As the SMOC Report highlighted, Orientation is a really critical time for us to communicate with students about standards, responsibilities, resources, expectations. So we have done a lot of work surrounding the discussion having to do with students’ rights and responsibilities. Those discussions are Tuesday and Wednesday of Orientation. We’ve recruited a national expert in dialoguing about diversity and inclusion, which is an aspect of our Honor Code. So Jamie Utt will be coming in. He’s new to our Orientation; he does orientations all over the country. He has been at the Amherst College campus, speaking to the LEADS program, and they recommended him highly, so we brought him on board.
Also, we think that the Squad Leaders are going to be primary mentors and guides for our students in their social lives as they start out on campus. We are having much more comprehensive training and expectations for the Squad Leaders during Orientation.
Is there anything else you’d like to touch upon?
One of the things I hope to emphasize is the degree to which students really are a part of the decision tree for what happens in Orientation—in terms of the theme, the recruiting of student leaders, student workers.
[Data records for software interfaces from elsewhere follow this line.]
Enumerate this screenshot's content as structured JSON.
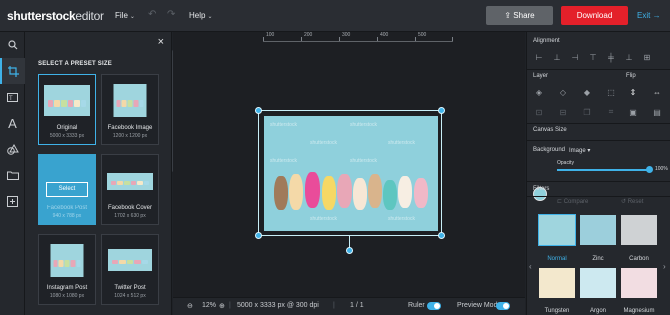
{
  "app": {
    "logo_bold": "shutterstock",
    "logo_light": "editor",
    "menus": [
      {
        "label": "File"
      },
      {
        "label": "Help"
      }
    ],
    "share_label": "Share",
    "download_label": "Download",
    "exit_label": "Exit",
    "colors": {
      "accent": "#3fb2e8",
      "download": "#e4202a",
      "panel": "#25282d"
    }
  },
  "rail": {
    "icons": [
      "search-icon",
      "crop-icon",
      "text-icon",
      "text-icon",
      "shapes-icon",
      "folder-icon",
      "add-image-icon"
    ]
  },
  "presets": {
    "title": "SELECT A PRESET SIZE",
    "close": "×",
    "select_label": "Select",
    "items": [
      {
        "name": "Original",
        "dims": "5000 x 3333 px"
      },
      {
        "name": "Facebook Image",
        "dims": "1200 x 1200 px"
      },
      {
        "name": "Facebook Post",
        "dims": "940 x 788 px"
      },
      {
        "name": "Facebook Cover",
        "dims": "1702 x 630 px"
      },
      {
        "name": "Instagram Post",
        "dims": "1080 x 1080 px"
      },
      {
        "name": "Twitter Post",
        "dims": "1024 x 512 px"
      }
    ]
  },
  "ruler": {
    "ticks": [
      "100",
      "200",
      "300",
      "400",
      "500"
    ]
  },
  "canvas": {
    "watermark": "shutterstock"
  },
  "status": {
    "zoom": "12%",
    "size": "5000 x 3333 px @ 300 dpi",
    "page": "1 / 1",
    "ruler_label": "Ruler",
    "preview_label": "Preview Mode"
  },
  "rpanel": {
    "alignment": "Alignment",
    "layer": "Layer",
    "flip": "Flip",
    "canvas_size": "Canvas Size",
    "background": "Background",
    "bg_type": "Image",
    "opacity_label": "Opacity",
    "opacity_value": "100%",
    "opacity_fraction": 1.0,
    "filters": "Filters",
    "compare": "Compare",
    "reset": "Reset",
    "filter_items": [
      {
        "name": "Normal"
      },
      {
        "name": "Zinc"
      },
      {
        "name": "Carbon"
      },
      {
        "name": "Tungsten"
      },
      {
        "name": "Argon"
      },
      {
        "name": "Magnesium"
      }
    ]
  }
}
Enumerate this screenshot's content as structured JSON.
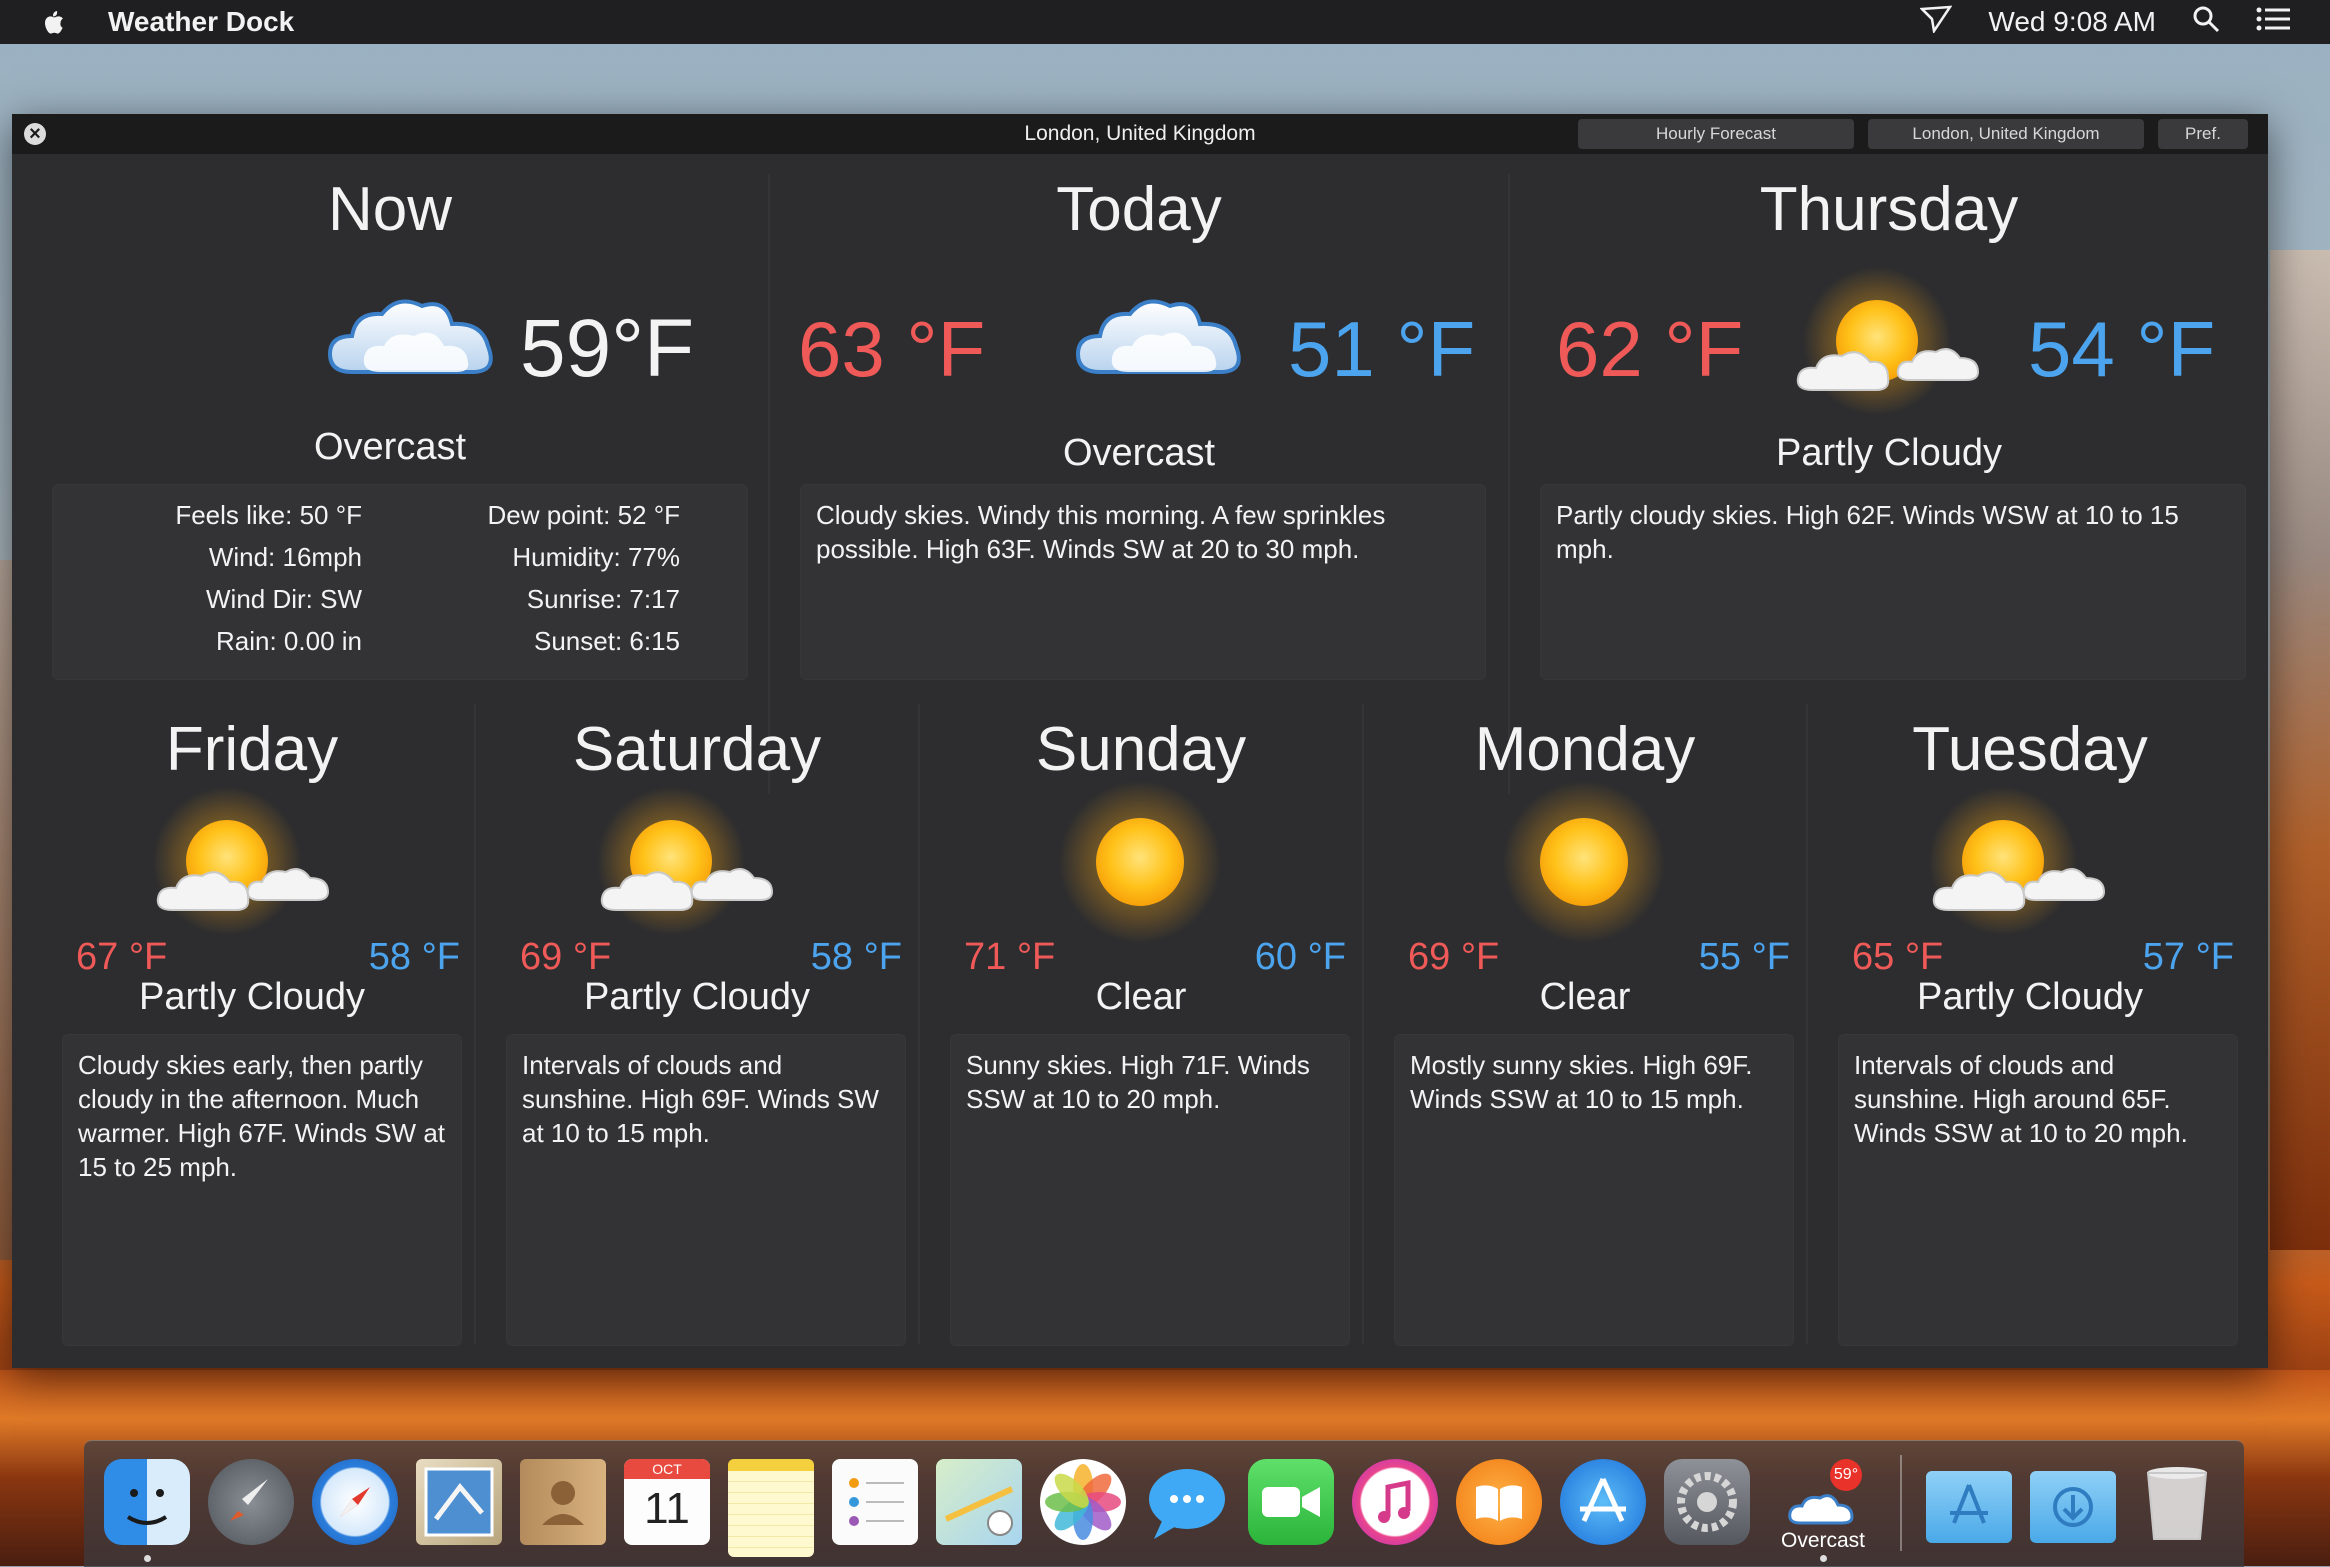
{
  "menubar": {
    "app_name": "Weather Dock",
    "clock": "Wed 9:08 AM"
  },
  "window": {
    "title": "London, United Kingdom",
    "buttons": {
      "hourly": "Hourly Forecast",
      "location": "London, United Kingdom",
      "pref": "Pref."
    }
  },
  "now": {
    "heading": "Now",
    "temp": "59°F",
    "condition": "Overcast",
    "icon": "overcast-icon",
    "details_left": [
      "Feels like: 50 °F",
      "Wind: 16mph",
      "Wind Dir: SW",
      "Rain: 0.00 in"
    ],
    "details_right": [
      "Dew point: 52 °F",
      "Humidity: 77%",
      "Sunrise: 7:17",
      "Sunset: 6:15"
    ]
  },
  "today": {
    "heading": "Today",
    "high": "63 °F",
    "low": "51 °F",
    "condition": "Overcast",
    "icon": "overcast-icon",
    "description": "Cloudy skies. Windy this morning. A few sprinkles possible. High 63F. Winds SW at 20 to 30 mph."
  },
  "thursday": {
    "heading": "Thursday",
    "high": "62 °F",
    "low": "54 °F",
    "condition": "Partly Cloudy",
    "icon": "partly-cloudy-icon",
    "description": "Partly cloudy skies. High 62F. Winds WSW at 10 to 15 mph."
  },
  "days": [
    {
      "heading": "Friday",
      "high": "67 °F",
      "low": "58 °F",
      "condition": "Partly Cloudy",
      "icon": "partly-cloudy-icon",
      "description": "Cloudy skies early, then partly cloudy in the afternoon. Much warmer. High 67F. Winds SW at 15 to 25 mph."
    },
    {
      "heading": "Saturday",
      "high": "69 °F",
      "low": "58 °F",
      "condition": "Partly Cloudy",
      "icon": "partly-cloudy-icon",
      "description": "Intervals of clouds and sunshine. High 69F. Winds SW at 10 to 15 mph."
    },
    {
      "heading": "Sunday",
      "high": "71 °F",
      "low": "60 °F",
      "condition": "Clear",
      "icon": "sun-icon",
      "description": "Sunny skies. High 71F. Winds SSW at 10 to 20 mph."
    },
    {
      "heading": "Monday",
      "high": "69 °F",
      "low": "55 °F",
      "condition": "Clear",
      "icon": "sun-icon",
      "description": "Mostly sunny skies. High 69F. Winds SSW at 10 to 15 mph."
    },
    {
      "heading": "Tuesday",
      "high": "65 °F",
      "low": "57 °F",
      "condition": "Partly Cloudy",
      "icon": "partly-cloudy-icon",
      "description": "Intervals of clouds and sunshine. High around 65F. Winds SSW at 10 to 20 mph."
    }
  ],
  "dock": {
    "calendar_month": "OCT",
    "calendar_day": "11",
    "weather_badge": "59°",
    "weather_label": "Overcast"
  },
  "colors": {
    "high": "#ef5a58",
    "low": "#4ca4ee",
    "window_bg": "#2d2d2f"
  }
}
Their feedback is so critical in shaping the next year’s Orientation.
Do you have a formal feedback process, where you ask the students, “What did you think of Orientation?”?
I work with Amherst’s Office of Institutional Research. Last year, we used a post-Orientation survey tool. This year, we’re going to do both the post-Orientation survey and the in-real-time survey—“This happened today. What’s your feedback?” The students will be getting questions every day about what worked for them, what didn’t work for them. If something really didn’t work, we can address it right away rather than waiting a week or two weeks. And while the real-time feedback is important, it’s also important to let the Orientation experience sit a little while and then have people reflect.
A quick example: When students are moving into dorm rooms, we often hear a lot of complaints about how parents or students don’t like the rooms, they think it’s dirty, or they are uncomfortable with the roommate. So last year we put questions on the survey about, “How was your move-in process? How was your room?” We were fully expecting to hear lots of negative responses. And then, in fact the responses were really, really positive. Impressions can be distorted by the few voices that are really loud.
So if you go out and deliberately seek everyone’s voice, or as many voices as possible, you get a more balanced idea.
Yes. So that was a really wonderful result for us.